"Mosques? Oh, they're harmless," Platz replied. "Islam is a religion of peace. Of course, there are a few bad apples, but they typically vote democrat so their hearts are in the right place."
"Fascinating," she purred. "Can religious intolerance also be to blame for the GOP's barbaric war against a Woman's Right to Choose?"
"Absolutely, Diane," Platz answered. "Intolerance, bred by ignorance. I surveyed over one hundred so-called 'Born-Again Christian' women for my book and learned that an overwhelming majority of them have never visited Europe, never enjoyed lesbian sex with a college roomate, and have never even exercised their Right to Choose. Oddly, they feel qualified to criticize a more open-minded, wordly young womyn who has had 5 abortions by the time she's 17. They fanatically sermonize against partial-birth abortion and stem cell research, yet they have no problem with a president who violates their sacred First Commandment by massacring innocent children in Iraq."

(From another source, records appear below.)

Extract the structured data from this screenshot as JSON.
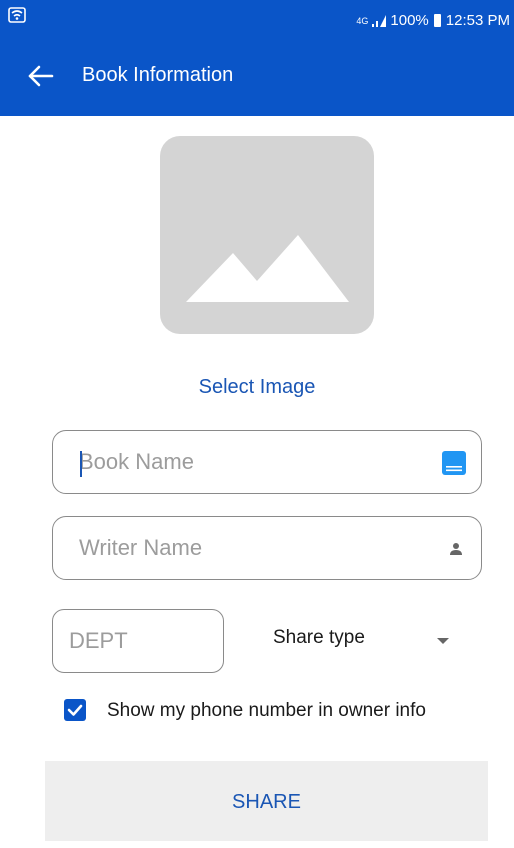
{
  "status_bar": {
    "network": "4G",
    "battery": "100%",
    "time": "12:53 PM",
    "icons": [
      "wifi-icon",
      "signal-icon",
      "battery-icon"
    ]
  },
  "app_bar": {
    "title": "Book Information",
    "back_icon": "arrow-back-icon"
  },
  "form": {
    "image_placeholder_icon": "image-placeholder-icon",
    "select_image_label": "Select Image",
    "book_name": {
      "value": "",
      "placeholder": "Book Name",
      "icon": "book-icon"
    },
    "writer_name": {
      "value": "",
      "placeholder": "Writer Name",
      "icon": "person-icon"
    },
    "dept": {
      "value": "",
      "placeholder": "DEPT"
    },
    "share_type": {
      "selected": "Share type",
      "icon": "dropdown-arrow-icon"
    },
    "show_phone": {
      "label": "Show my phone number in owner info",
      "checked": true
    },
    "share_button_label": "SHARE"
  },
  "colors": {
    "primary": "#0a55c8",
    "accent_text": "#1a56b4",
    "placeholder_bg": "#d4d4d4",
    "button_bg": "#eeeeee",
    "book_icon": "#2196f3"
  }
}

"Do as I say, not as I do," Diane concluded.
"Indeed," Platz replied. "While Christ preached the Golden Rule and 'Love Thy Neighbor', the so-called 'moral majority' seems to posess an almost satanic hatred of those who are different than them - people who don't strictly adhere to their crazy, monkey-world idea of 'morality'. In place of the open, free society we enjoyed before Bush stole the office, these backwards, evangelical inhabitants of the red states seek to install an extremist Christian theocracy where gays are unwelcome, women are forced at gunpoint to carry their unwanted fetuses to term, and Kevin Bacon is strictly forbidden to dance."
Gasps filled the set. Grips dropped their tools in shock and cameramen fell out of their seats.
Obviously flustered, Diane managed to maintain her composure and ask Platz one finally question.
"This country is more divided than ever," she said. "But aside from mocking their religious beliefs and portraying them all as a bunch of superstitious, inbred chimps, how can democrats bridge the divide and win their 'hearts and minds,' so to speak?"
Platz clasped his hands together thoughtfully. "The key, Diane, is to turn Americans away from the zealotry of organized religion and towards a loving Father in the form of a federal government which will nurture them and satisfy all their wants and needs. As long as they believe that "morality" is dispensed by an all-knowing entity other than the state, they'll never vote for Hillary in '08."
"Hey, that rhymes!" Diane giggled before thanking Dr. Platz and breaking for a commercial.
"Next up, get out your holiday wishlists," she chirped, "because the cast of Sex in the City will join us with their picks for what's HOT and what's NOT in this year's line of marital aids."
So, what are morals? In the end, the GMA piece raised more questions than answers. However, thanks to work from enlightened progressives like Dr. Platz, we know now that morals don't come from a pulpit, or from some musty old book, or the words of an overbearing father. As Christ was trying to say in his autobiography, morals are in the whisper of the trees, or the scent of wildflowers in springtime, or the sparkle in a child's eyes, or in the sexy way Diane Sawyer leans forward ever so slightly to give her devoted fans a glimpse of her fantastic cleavage. In truth, we're all God's creatures, and He loves us no matter what.